The Papua New Guinea Government is still in bilateral talks with the Japanese government over concerns that Japan might release one million tons of radioactive waste into the Pacific Ocean.

The issue was raised again on the floor of Parliament on Friday by Kundiawa- Gembogl MP Muguwa Dilu, who stated that this was against the London Convention and Protocol of 1996, which was against the dumping of nuclear waste into the ocean.

Dilu said the disposal of the radioactive waste from Hiroshima into the Pacific Ocean would potentially endanger the Oceania region’s marine ecosystems as well as affecting the fisheries industry and the blue carbon marketing opportunity Papua New Guinea was beginning to tap into.

“What the Japanese government is trying to do is against international law as well as the London Convention against the dumping of nuclear waste,” he said.

“Our country benefits from about K1 billion (US$284 million) that is generated through the fishing industry as revenue every year, and it comes from the ocean.

“What’s at stake here is the marine ecosystem that supports the lives of fish in our region where we conduct our fishing activities in, and the blue economy or the carbon marketing opportunity that our country is about to tap into.

“There must be clear conversations between both our government and the Japanese government on the issue, and if possible stop Japan from dumping its waste into the Pacific Ocean.”

Meanwhile, Foreign Affairs Minister Justin Tkatchenko said there were previous meetings between Fisheries Minister Jelta Wong and Japanese authorities to look into the matter and prevent the dumping of this hazardous waste into the ocean.

Tkatchenko said he had also spoken to former Australian foreign affairs Minister Julia Bishop on the issue which the Australian government was tracking closely.

“There has been an ongoing discussion between the Japanese, Australian and PNG governments on this particular issue, which Japan has not come clear on yet,” Tkatchenko said.

“However, the Japanese government has stated that the waste has been converted into clean-purified water, and is not contaminated and therefore will not be harmful to the ocean environment,” he added.

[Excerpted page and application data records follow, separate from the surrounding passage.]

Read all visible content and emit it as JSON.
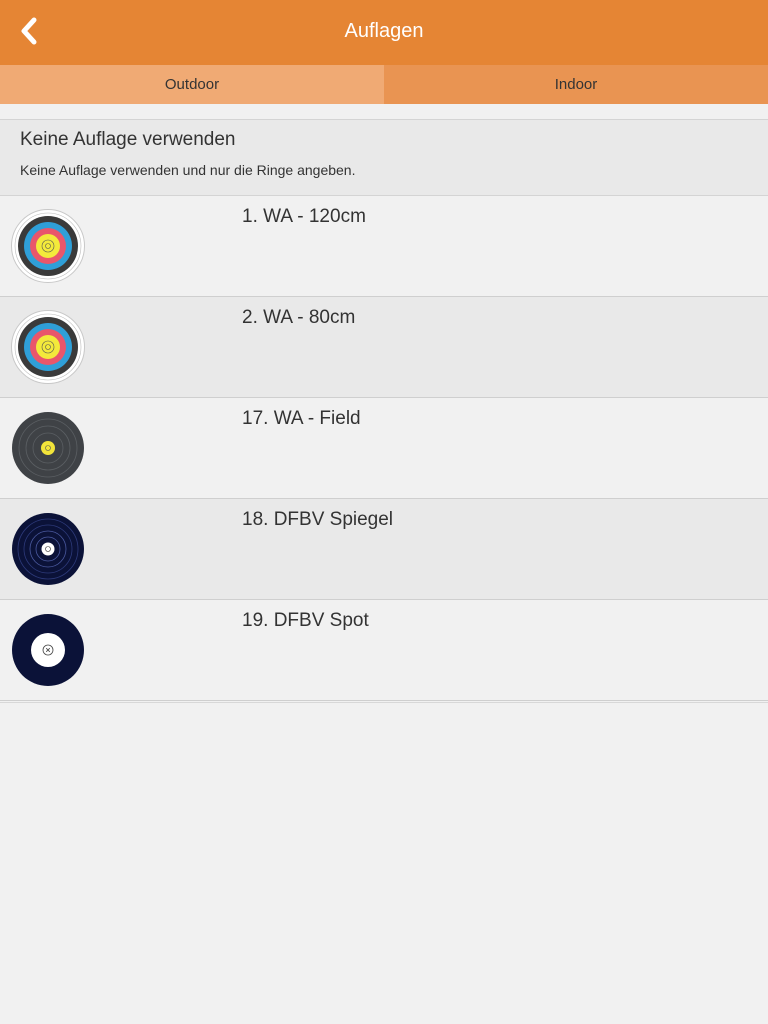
{
  "navbar": {
    "title": "Auflagen",
    "back_icon": "chevron-left-icon",
    "background": "#e58534"
  },
  "segments": {
    "items": [
      {
        "label": "Outdoor",
        "selected": true
      },
      {
        "label": "Indoor",
        "selected": false
      }
    ]
  },
  "no_target": {
    "title": "Keine Auflage verwenden",
    "subtitle": "Keine Auflage verwenden und nur die Ringe angeben."
  },
  "targets": [
    {
      "label": "1. WA - 120cm",
      "icon": "wa-target-icon"
    },
    {
      "label": "2. WA - 80cm",
      "icon": "wa-target-icon"
    },
    {
      "label": "17. WA - Field",
      "icon": "field-target-icon"
    },
    {
      "label": "18. DFBV Spiegel",
      "icon": "dfbv-spiegel-target-icon"
    },
    {
      "label": "19. DFBV Spot",
      "icon": "dfbv-spot-target-icon"
    }
  ]
}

Tkatchenko added that the matter had been brought before the Pacific Islands Forum in which all leaders had agreed that there needed to be continuous dialogue between Pacific countries and Tokyo.